= EXERCISE DETAILS =
Word-for-word reproduction, images excluded: copy every entry below.
++++ MATERIAL PROVIDED
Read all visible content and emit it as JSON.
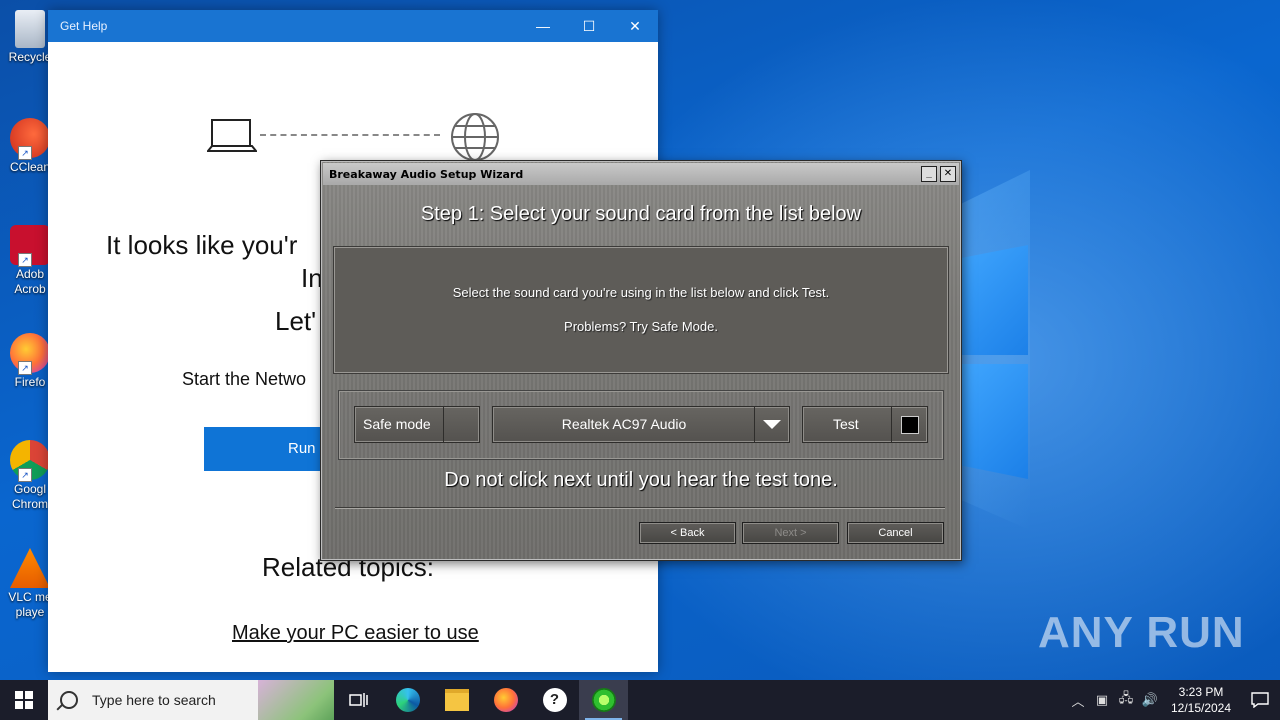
{
  "desktop": {
    "icons": [
      {
        "label": "Recycle",
        "icon": "recycle-bin-icon"
      },
      {
        "label": "CClean",
        "icon": "ccleaner-icon"
      },
      {
        "label": "Adob Acrob",
        "icon": "adobe-acrobat-icon"
      },
      {
        "label": "Firefo",
        "icon": "firefox-icon"
      },
      {
        "label": "Googl Chrom",
        "icon": "chrome-icon"
      },
      {
        "label": "VLC me playe",
        "icon": "vlc-icon"
      }
    ],
    "watermark": "ANY RUN"
  },
  "gethelp": {
    "title": "Get Help",
    "heading_line1": "It looks like you'r",
    "heading_line2": "In",
    "heading_line3": "Let'",
    "subtext": "Start the Netwo",
    "run_button": "Run",
    "related_title": "Related topics:",
    "related_link": "Make your PC easier to use"
  },
  "wizard": {
    "title": "Breakaway Audio Setup Wizard",
    "step": "Step 1: Select your sound card from the list below",
    "instruction": "Select the sound card you're using in the list below and click Test.",
    "problems": "Problems? Try Safe Mode.",
    "safe_mode_label": "Safe mode",
    "selected_card": "Realtek AC97 Audio",
    "test_label": "Test",
    "warning": "Do not click next until you hear the test tone.",
    "back_label": "< Back",
    "next_label": "Next >",
    "cancel_label": "Cancel"
  },
  "taskbar": {
    "search_placeholder": "Type here to search",
    "time": "3:23 PM",
    "date": "12/15/2024"
  },
  "colors": {
    "taskbar": "#1b1d2a",
    "gethelp_titlebar": "#1974d2",
    "run_button": "#0f74d6",
    "wizard_body": "#7a7976"
  }
}
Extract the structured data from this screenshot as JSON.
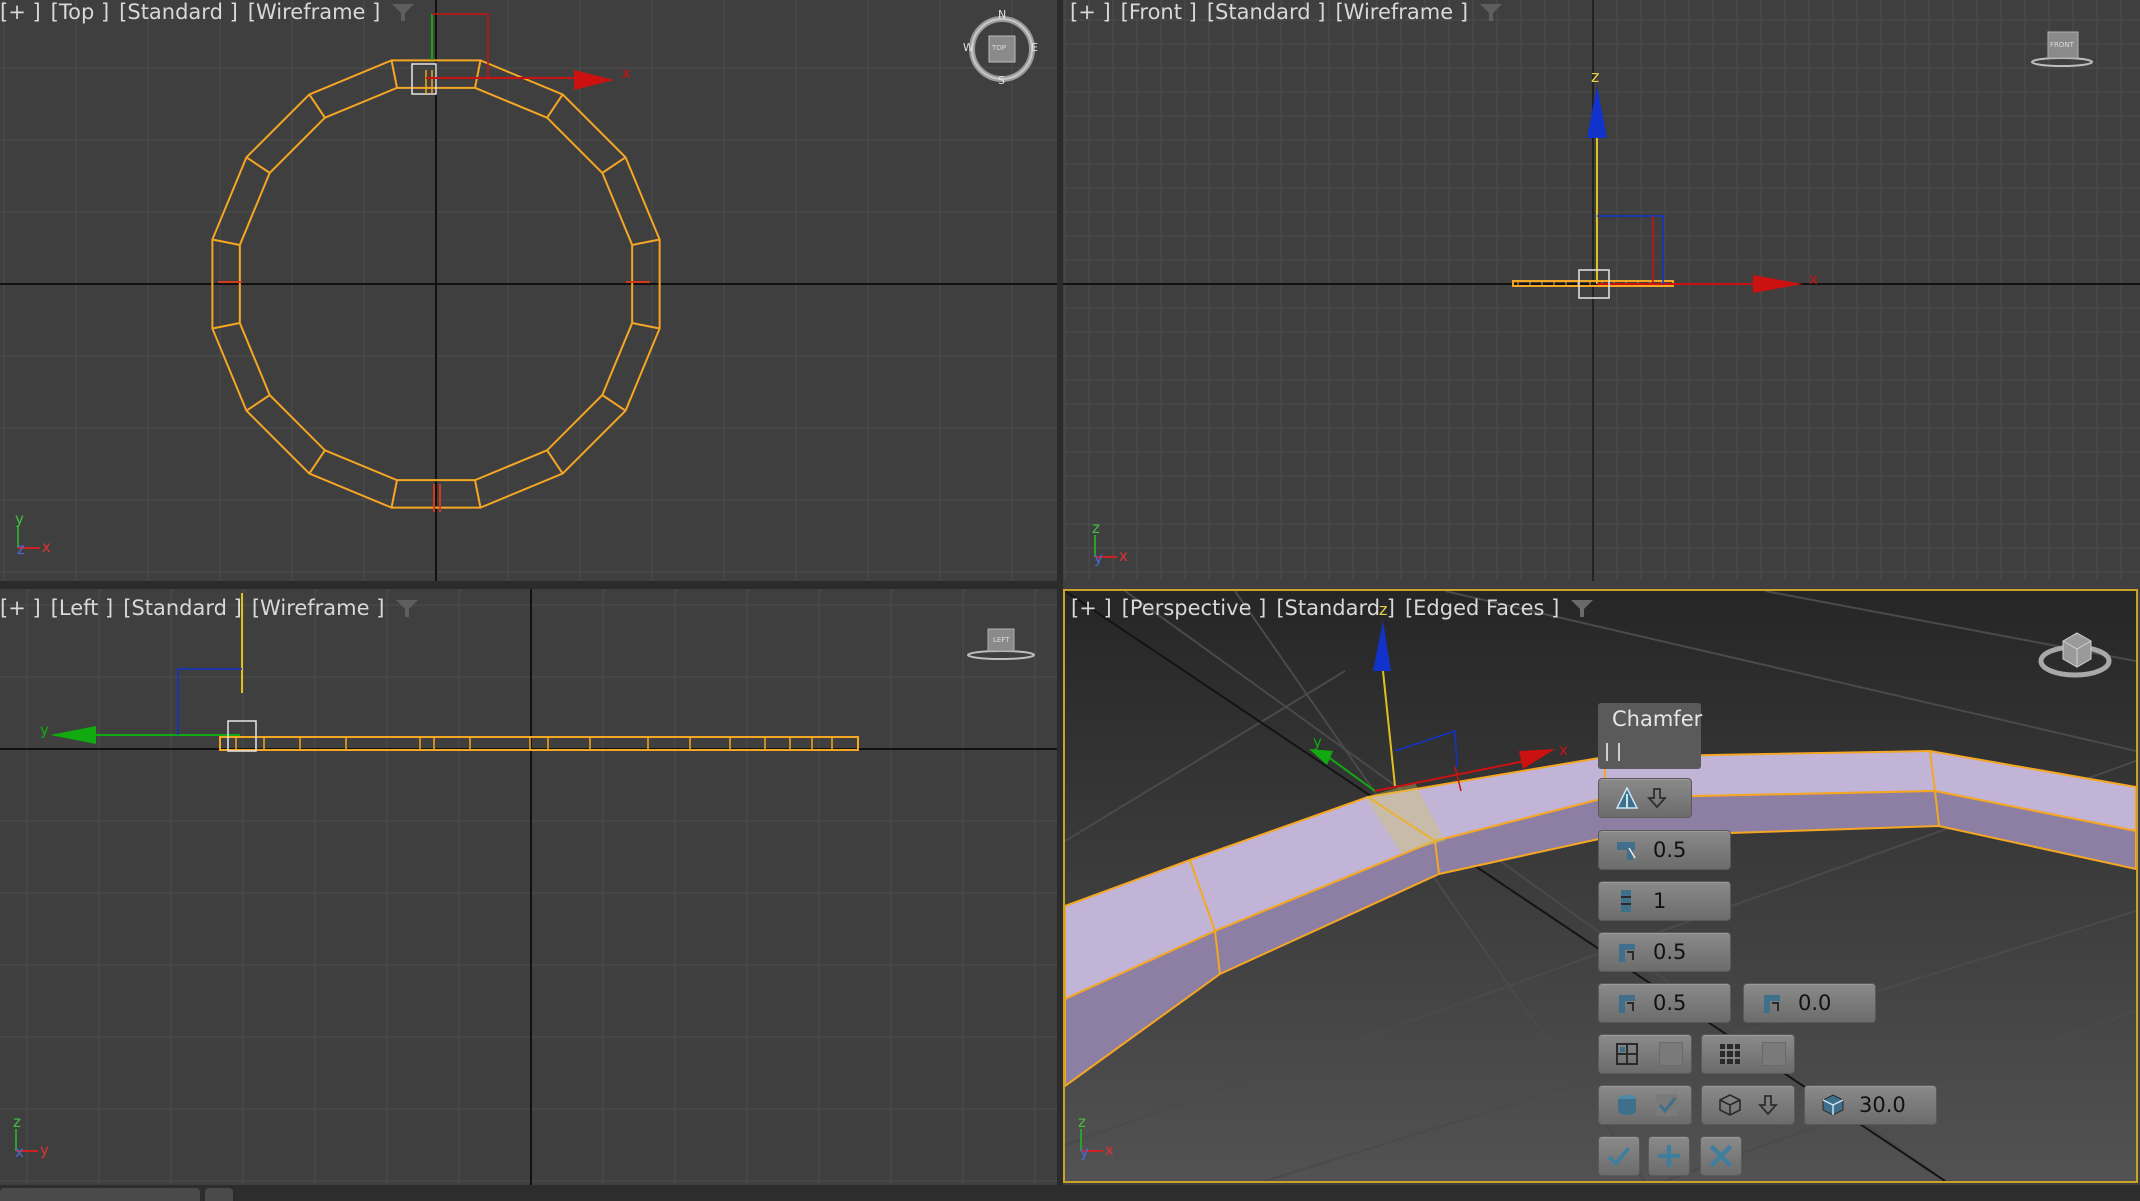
{
  "viewports": {
    "top": {
      "plus": "[+ ]",
      "name": "[Top ]",
      "shading": "[Standard ]",
      "mode": "[Wireframe ]",
      "compass_n": "N",
      "compass_s": "S",
      "compass_e": "E",
      "compass_w": "W",
      "cube": "TOP"
    },
    "front": {
      "plus": "[+ ]",
      "name": "[Front ]",
      "shading": "[Standard ]",
      "mode": "[Wireframe ]",
      "cube": "FRONT"
    },
    "left": {
      "plus": "[+ ]",
      "name": "[Left ]",
      "shading": "[Standard ]",
      "mode": "[Wireframe ]",
      "cube": "LEFT"
    },
    "perspective": {
      "plus": "[+ ]",
      "name": "[Perspective ]",
      "shading": "[Standard ]",
      "mode": "[Edged Faces ]"
    }
  },
  "axes": {
    "x": "x",
    "y": "y",
    "z": "z"
  },
  "chamfer_caddy": {
    "title": "Chamfer",
    "amount": "0.5",
    "segments": "1",
    "tension": "0.5",
    "inset_amount": "0.5",
    "depth": "0.0",
    "smooth_threshold": "30.0",
    "icons": {
      "mode": "chamfer-type-icon",
      "toggle": "arrow-down-icon",
      "amount": "amount-icon",
      "segments": "segments-icon",
      "tension": "tension-icon",
      "inset": "inset-icon",
      "depth": "depth-icon",
      "ok": "check-icon",
      "apply": "plus-icon",
      "cancel": "x-icon"
    }
  },
  "colors": {
    "viewport_bg": "#3f3f3f",
    "grid": "#4d4d4d",
    "selection": "#f5a623",
    "x_axis": "#cc1111",
    "y_axis": "#11aa11",
    "z_axis": "#1133cc",
    "active_border": "#c9a227",
    "object_fill": "#b8a7cc"
  }
}
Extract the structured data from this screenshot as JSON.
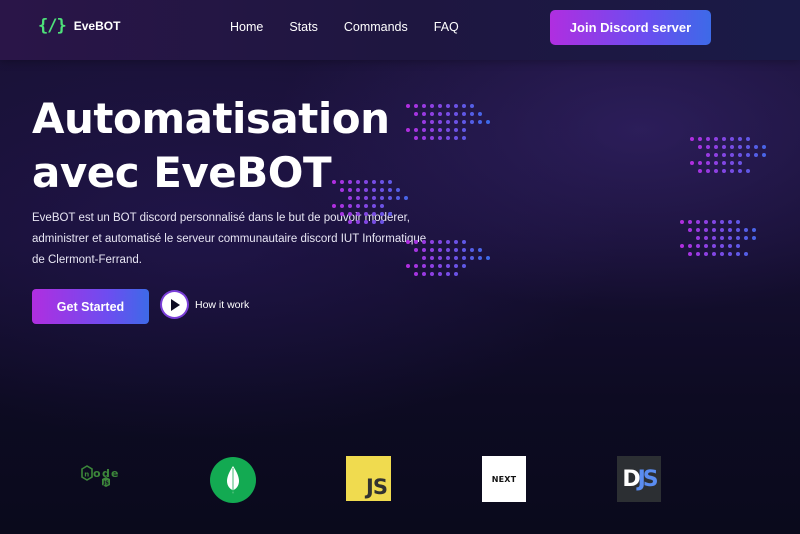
{
  "brand": {
    "mark": "{/}",
    "name": "EveBOT"
  },
  "nav": {
    "items": [
      "Home",
      "Stats",
      "Commands",
      "FAQ"
    ]
  },
  "header": {
    "join_label": "Join Discord server"
  },
  "hero": {
    "title_line1": "Automatisation",
    "title_line2": "avec EveBOT",
    "description": "EveBOT est un BOT discord personnalisé dans le but de pouvoir modérer, administrer et automatisé le serveur communautaire discord IUT Informatique de Clermont-Ferrand.",
    "cta_label": "Get Started",
    "how_label": "How it work"
  },
  "logos": {
    "js_text": "JS",
    "next_text": "NEXT",
    "djs_d": "D",
    "djs_js": "JS",
    "items": [
      "node-js",
      "mongodb",
      "javascript",
      "nextjs",
      "discord-js"
    ]
  },
  "colors": {
    "accent_purple": "#b02ee0",
    "accent_blue": "#3d6ae8",
    "brand_green": "#4ee07a"
  }
}
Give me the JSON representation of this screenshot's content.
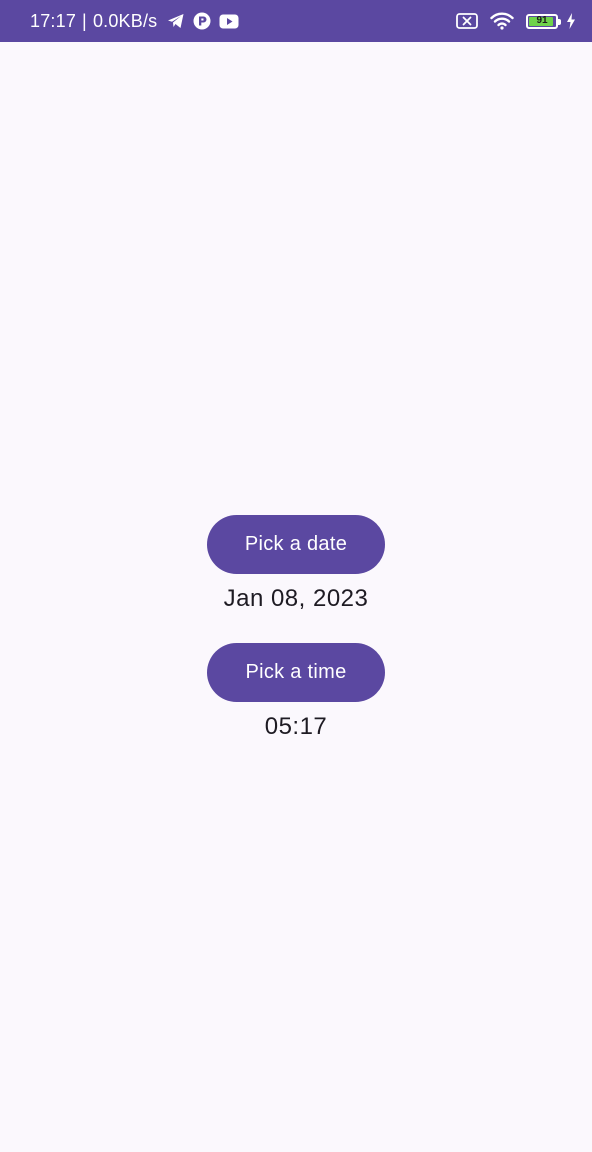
{
  "status_bar": {
    "time": "17:17",
    "separator": "|",
    "network_speed": "0.0KB/s",
    "left_icons": [
      "telegram-icon",
      "app-notification-icon",
      "youtube-icon"
    ],
    "right_icons": [
      "sim-crossed-icon",
      "wifi-icon",
      "battery-icon",
      "charging-icon"
    ],
    "battery_level": "91",
    "battery_fraction": 0.91,
    "background_color": "#5b48a1"
  },
  "main": {
    "date_button_label": "Pick a date",
    "date_value": "Jan 08, 2023",
    "time_button_label": "Pick a time",
    "time_value": "05:17"
  },
  "colors": {
    "accent": "#5b48a1",
    "background": "#fbf8fd",
    "text": "#1e1b23",
    "battery_fill": "#6fd34a"
  }
}
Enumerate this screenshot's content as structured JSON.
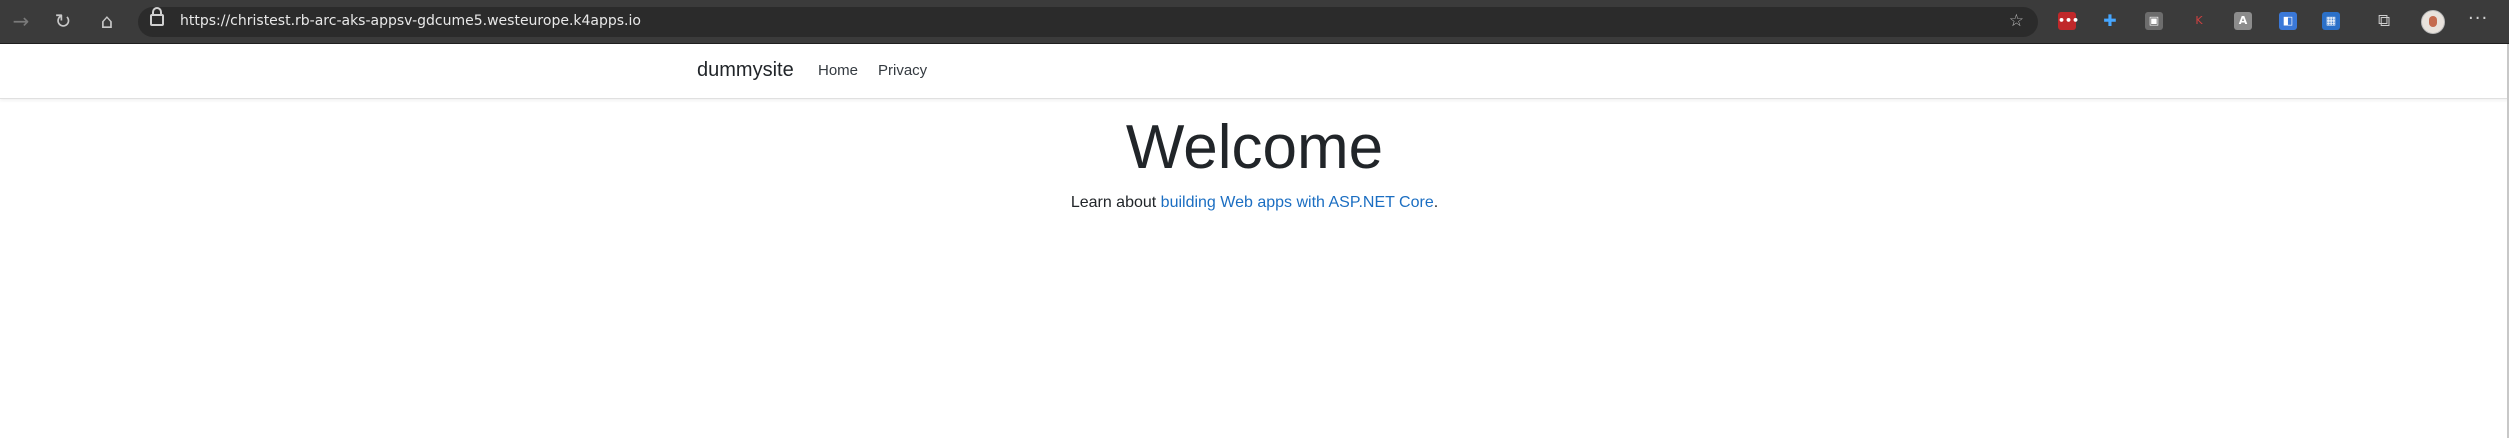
{
  "browser": {
    "url": "https://christest.rb-arc-aks-appsv-gdcume5.westeurope.k4apps.io",
    "icons": {
      "back": "arrow-right-icon",
      "reload": "reload-icon",
      "home": "home-icon",
      "lock": "lock-icon",
      "favorite": "star-plus-icon",
      "collections": "collections-icon",
      "more": "more-icon"
    },
    "extensions": [
      "ext-red",
      "ext-blue-cross",
      "ext-gray",
      "ext-k",
      "ext-gray-2",
      "ext-blue",
      "ext-blue-2"
    ],
    "extension_glyphs": [
      "•••",
      "✚",
      "▣",
      "K",
      "A",
      "◧",
      "▦"
    ]
  },
  "site": {
    "brand": "dummysite",
    "nav": {
      "home": "Home",
      "privacy": "Privacy"
    },
    "heading": "Welcome",
    "lead_prefix": "Learn about ",
    "lead_link": "building Web apps with ASP.NET Core",
    "lead_suffix": "."
  },
  "colors": {
    "link": "#1b6ec2",
    "chrome": "#3b3b3b"
  }
}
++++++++
= RESULT =
Read all visible content and emit it as JSON.
{
  "desktop": {
    "icons": [
      {
        "label": "Recycle",
        "icon": "recycle-bin-icon"
      },
      {
        "label": "CClean",
        "icon": "ccleaner-icon"
      },
      {
        "label": "Adob Acrob",
        "icon": "adobe-acrobat-icon"
      },
      {
        "label": "Firefo",
        "icon": "firefox-icon"
      },
      {
        "label": "Googl Chrom",
        "icon": "chrome-icon"
      },
      {
        "label": "VLC me playe",
        "icon": "vlc-icon"
      }
    ],
    "watermark": "ANY RUN"
  },
  "gethelp": {
    "title": "Get Help",
    "heading_line1": "It looks like you'r",
    "heading_line2": "In",
    "heading_line3": "Let'",
    "subtext": "Start the Netwo",
    "run_button": "Run",
    "related_title": "Related topics:",
    "related_link": "Make your PC easier to use"
  },
  "wizard": {
    "title": "Breakaway Audio Setup Wizard",
    "step": "Step 1: Select your sound card from the list below",
    "instruction": "Select the sound card you're using in the list below and click Test.",
    "problems": "Problems? Try Safe Mode.",
    "safe_mode_label": "Safe mode",
    "selected_card": "Realtek AC97 Audio",
    "test_label": "Test",
    "warning": "Do not click next until you hear the test tone.",
    "back_label": "< Back",
    "next_label": "Next >",
    "cancel_label": "Cancel"
  },
  "taskbar": {
    "search_placeholder": "Type here to search",
    "time": "3:23 PM",
    "date": "12/15/2024"
  },
  "colors": {
    "taskbar": "#1b1d2a",
    "gethelp_titlebar": "#1974d2",
    "run_button": "#0f74d6",
    "wizard_body": "#7a7976"
  }
}
Extract the structured data from this screenshot as JSON.
{
  "viewports": {
    "top": {
      "plus": "[+ ]",
      "name": "[Top ]",
      "shading": "[Standard ]",
      "mode": "[Wireframe ]",
      "compass_n": "N",
      "compass_s": "S",
      "compass_e": "E",
      "compass_w": "W",
      "cube": "TOP"
    },
    "front": {
      "plus": "[+ ]",
      "name": "[Front ]",
      "shading": "[Standard ]",
      "mode": "[Wireframe ]",
      "cube": "FRONT"
    },
    "left": {
      "plus": "[+ ]",
      "name": "[Left ]",
      "shading": "[Standard ]",
      "mode": "[Wireframe ]",
      "cube": "LEFT"
    },
    "perspective": {
      "plus": "[+ ]",
      "name": "[Perspective ]",
      "shading": "[Standard ]",
      "mode": "[Edged Faces ]"
    }
  },
  "axes": {
    "x": "x",
    "y": "y",
    "z": "z"
  },
  "chamfer_caddy": {
    "title": "Chamfer",
    "amount": "0.5",
    "segments": "1",
    "tension": "0.5",
    "inset_amount": "0.5",
    "depth": "0.0",
    "smooth_threshold": "30.0",
    "icons": {
      "mode": "chamfer-type-icon",
      "toggle": "arrow-down-icon",
      "amount": "amount-icon",
      "segments": "segments-icon",
      "tension": "tension-icon",
      "inset": "inset-icon",
      "depth": "depth-icon",
      "ok": "check-icon",
      "apply": "plus-icon",
      "cancel": "x-icon"
    }
  },
  "colors": {
    "viewport_bg": "#3f3f3f",
    "grid": "#4d4d4d",
    "selection": "#f5a623",
    "x_axis": "#cc1111",
    "y_axis": "#11aa11",
    "z_axis": "#1133cc",
    "active_border": "#c9a227",
    "object_fill": "#b8a7cc"
  }
}
Extract the structured data from this screenshot as JSON.
{
  "brand": {
    "mark": "{/}",
    "name": "EveBOT"
  },
  "nav": {
    "items": [
      "Home",
      "Stats",
      "Commands",
      "FAQ"
    ]
  },
  "header": {
    "join_label": "Join Discord server"
  },
  "hero": {
    "title_line1": "Automatisation",
    "title_line2": "avec EveBOT",
    "description": "EveBOT est un BOT discord personnalisé dans le but de pouvoir modérer, administrer et automatisé le serveur communautaire discord IUT Informatique de Clermont-Ferrand.",
    "cta_label": "Get Started",
    "how_label": "How it work"
  },
  "logos": {
    "js_text": "JS",
    "next_text": "NEXT",
    "djs_d": "D",
    "djs_js": "JS",
    "items": [
      "node-js",
      "mongodb",
      "javascript",
      "nextjs",
      "discord-js"
    ]
  },
  "colors": {
    "accent_purple": "#b02ee0",
    "accent_blue": "#3d6ae8",
    "brand_green": "#4ee07a"
  }
}
Give me the JSON representation of this screenshot's content.
{
  "status_bar": {
    "time": "17:17",
    "separator": "|",
    "network_speed": "0.0KB/s",
    "left_icons": [
      "telegram-icon",
      "app-notification-icon",
      "youtube-icon"
    ],
    "right_icons": [
      "sim-crossed-icon",
      "wifi-icon",
      "battery-icon",
      "charging-icon"
    ],
    "battery_level": "91",
    "battery_fraction": 0.91,
    "background_color": "#5b48a1"
  },
  "main": {
    "date_button_label": "Pick a date",
    "date_value": "Jan 08, 2023",
    "time_button_label": "Pick a time",
    "time_value": "05:17"
  },
  "colors": {
    "accent": "#5b48a1",
    "background": "#fbf8fd",
    "text": "#1e1b23",
    "battery_fill": "#6fd34a"
  }
}
Enumerate this screenshot's content as structured JSON.
{
  "browser": {
    "url": "https://christest.rb-arc-aks-appsv-gdcume5.westeurope.k4apps.io",
    "icons": {
      "back": "arrow-right-icon",
      "reload": "reload-icon",
      "home": "home-icon",
      "lock": "lock-icon",
      "favorite": "star-plus-icon",
      "collections": "collections-icon",
      "more": "more-icon"
    },
    "extensions": [
      "ext-red",
      "ext-blue-cross",
      "ext-gray",
      "ext-k",
      "ext-gray-2",
      "ext-blue",
      "ext-blue-2"
    ],
    "extension_glyphs": [
      "•••",
      "✚",
      "▣",
      "K",
      "A",
      "◧",
      "▦"
    ]
  },
  "site": {
    "brand": "dummysite",
    "nav": {
      "home": "Home",
      "privacy": "Privacy"
    },
    "heading": "Welcome",
    "lead_prefix": "Learn about ",
    "lead_link": "building Web apps with ASP.NET Core",
    "lead_suffix": "."
  },
  "colors": {
    "link": "#1b6ec2",
    "chrome": "#3b3b3b"
  }
}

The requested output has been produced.